WHAT IS EXPECTED: Leave the pictures out and return every line below exactly.

** MATERIAL PROVIDED follows **

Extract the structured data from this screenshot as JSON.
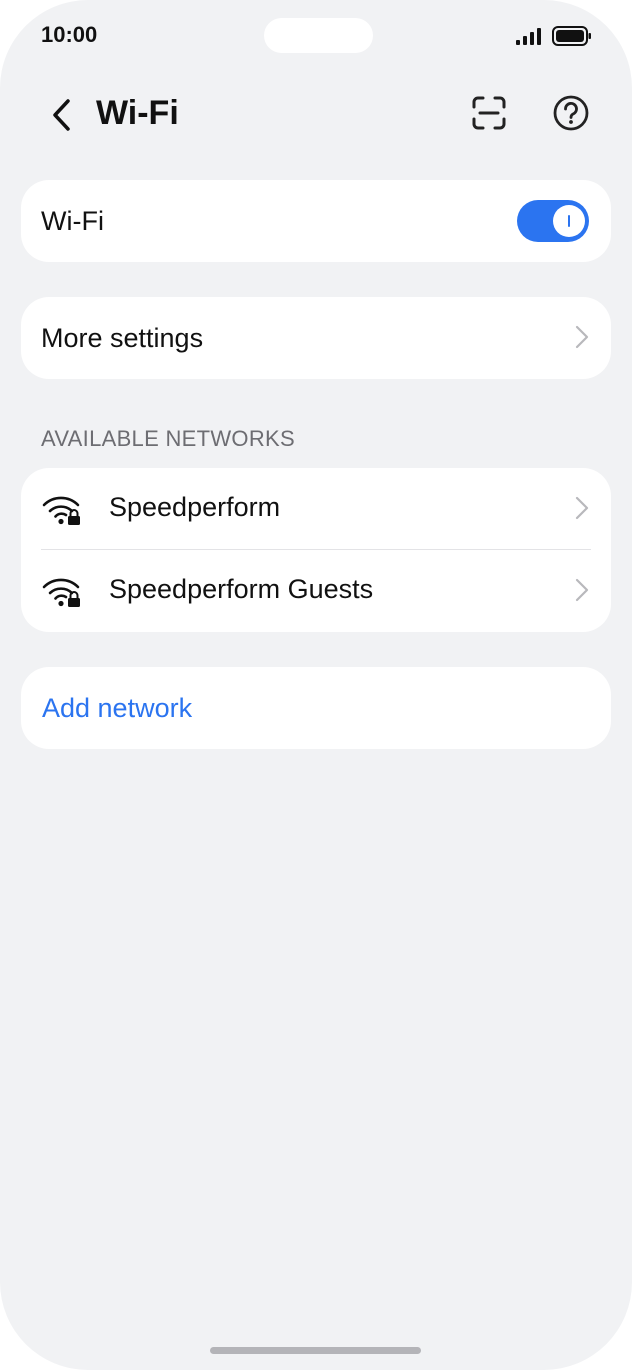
{
  "status": {
    "time": "10:00"
  },
  "header": {
    "title": "Wi-Fi"
  },
  "wifi_row": {
    "label": "Wi-Fi",
    "enabled": true
  },
  "more_settings": {
    "label": "More settings"
  },
  "networks_section": {
    "heading": "AVAILABLE NETWORKS",
    "items": [
      {
        "name": "Speedperform",
        "icon": "wifi-lock-icon"
      },
      {
        "name": "Speedperform Guests",
        "icon": "wifi-lock-icon"
      }
    ]
  },
  "add_network": {
    "label": "Add network"
  },
  "colors": {
    "accent": "#2b74f0",
    "background": "#f1f2f4",
    "card": "#ffffff"
  }
}
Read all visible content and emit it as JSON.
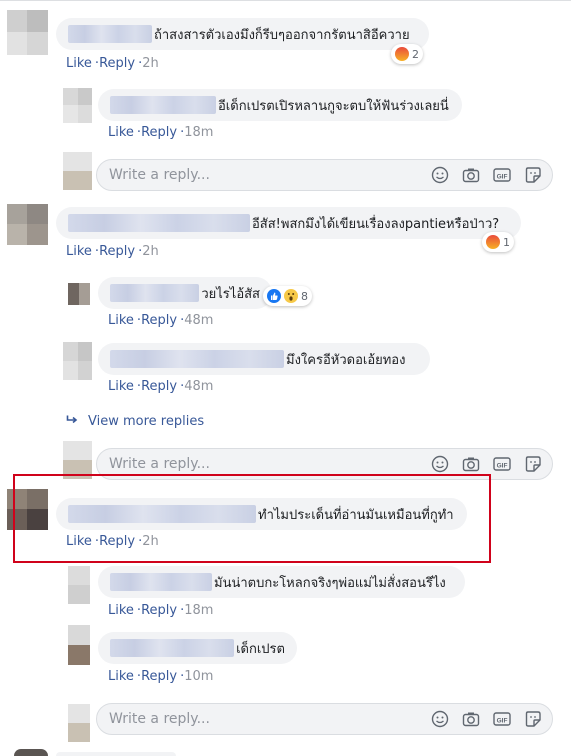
{
  "actions": {
    "like": "Like",
    "reply": "Reply",
    "separator": "·"
  },
  "comments": [
    {
      "text": "ถ้าสงสารตัวเองมึงก็รีบๆออกจากรัตนาสิอีควาย",
      "time": "2h",
      "reaction_count": "2",
      "reaction": "angry-icon"
    },
    {
      "text": "อีเด็กเปรตเปิรหลานกูจะตบให้ฟันร่วงเลยนี่",
      "time": "18m"
    },
    {
      "text": "อีสัส!พสกมึงได้เขียนเรื่องลงpantieหรือป่าว?",
      "time": "2h",
      "reaction_count": "1",
      "reaction": "angry-icon"
    },
    {
      "text": "วยไรไอ้สัส",
      "time": "48m",
      "reaction_count": "8",
      "reaction": "like-wow"
    },
    {
      "text": "มึงใครอีหัวดอเอ้ยทอง",
      "time": "48m"
    },
    {
      "text": "ทำไมประเด็นที่อ่านมันเหมือนที่กูทำ",
      "time": "2h"
    },
    {
      "text": "มันน่าตบกะโหลกจริงๆพ่อแม่ไม่สั่งสอนรึไง",
      "time": "18m"
    },
    {
      "text": "เด็กเปรต",
      "time": "10m"
    }
  ],
  "view_more": "View more replies",
  "reply_box": {
    "placeholder": "Write a reply..."
  },
  "colors": {
    "link": "#385898",
    "bubble": "#f2f3f5",
    "highlight": "#d0021b"
  }
}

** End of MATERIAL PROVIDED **

SOLVED PROBLEM:
Extract the structured data from this screenshot as JSON.
{
  "status": {
    "time": "10:00"
  },
  "header": {
    "title": "Wi-Fi"
  },
  "wifi_row": {
    "label": "Wi-Fi",
    "enabled": true
  },
  "more_settings": {
    "label": "More settings"
  },
  "networks_section": {
    "heading": "AVAILABLE NETWORKS",
    "items": [
      {
        "name": "Speedperform",
        "icon": "wifi-lock-icon"
      },
      {
        "name": "Speedperform Guests",
        "icon": "wifi-lock-icon"
      }
    ]
  },
  "add_network": {
    "label": "Add network"
  },
  "colors": {
    "accent": "#2b74f0",
    "background": "#f1f2f4",
    "card": "#ffffff"
  }
}
Read all visible content and emit it as JSON.
{
  "actions": {
    "like": "Like",
    "reply": "Reply",
    "separator": "·"
  },
  "comments": [
    {
      "text": "ถ้าสงสารตัวเองมึงก็รีบๆออกจากรัตนาสิอีควาย",
      "time": "2h",
      "reaction_count": "2",
      "reaction": "angry-icon"
    },
    {
      "text": "อีเด็กเปรตเปิรหลานกูจะตบให้ฟันร่วงเลยนี่",
      "time": "18m"
    },
    {
      "text": "อีสัส!พสกมึงได้เขียนเรื่องลงpantieหรือป่าว?",
      "time": "2h",
      "reaction_count": "1",
      "reaction": "angry-icon"
    },
    {
      "text": "วยไรไอ้สัส",
      "time": "48m",
      "reaction_count": "8",
      "reaction": "like-wow"
    },
    {
      "text": "มึงใครอีหัวดอเอ้ยทอง",
      "time": "48m"
    },
    {
      "text": "ทำไมประเด็นที่อ่านมันเหมือนที่กูทำ",
      "time": "2h"
    },
    {
      "text": "มันน่าตบกะโหลกจริงๆพ่อแม่ไม่สั่งสอนรึไง",
      "time": "18m"
    },
    {
      "text": "เด็กเปรต",
      "time": "10m"
    }
  ],
  "view_more": "View more replies",
  "reply_box": {
    "placeholder": "Write a reply..."
  },
  "colors": {
    "link": "#385898",
    "bubble": "#f2f3f5",
    "highlight": "#d0021b"
  }
}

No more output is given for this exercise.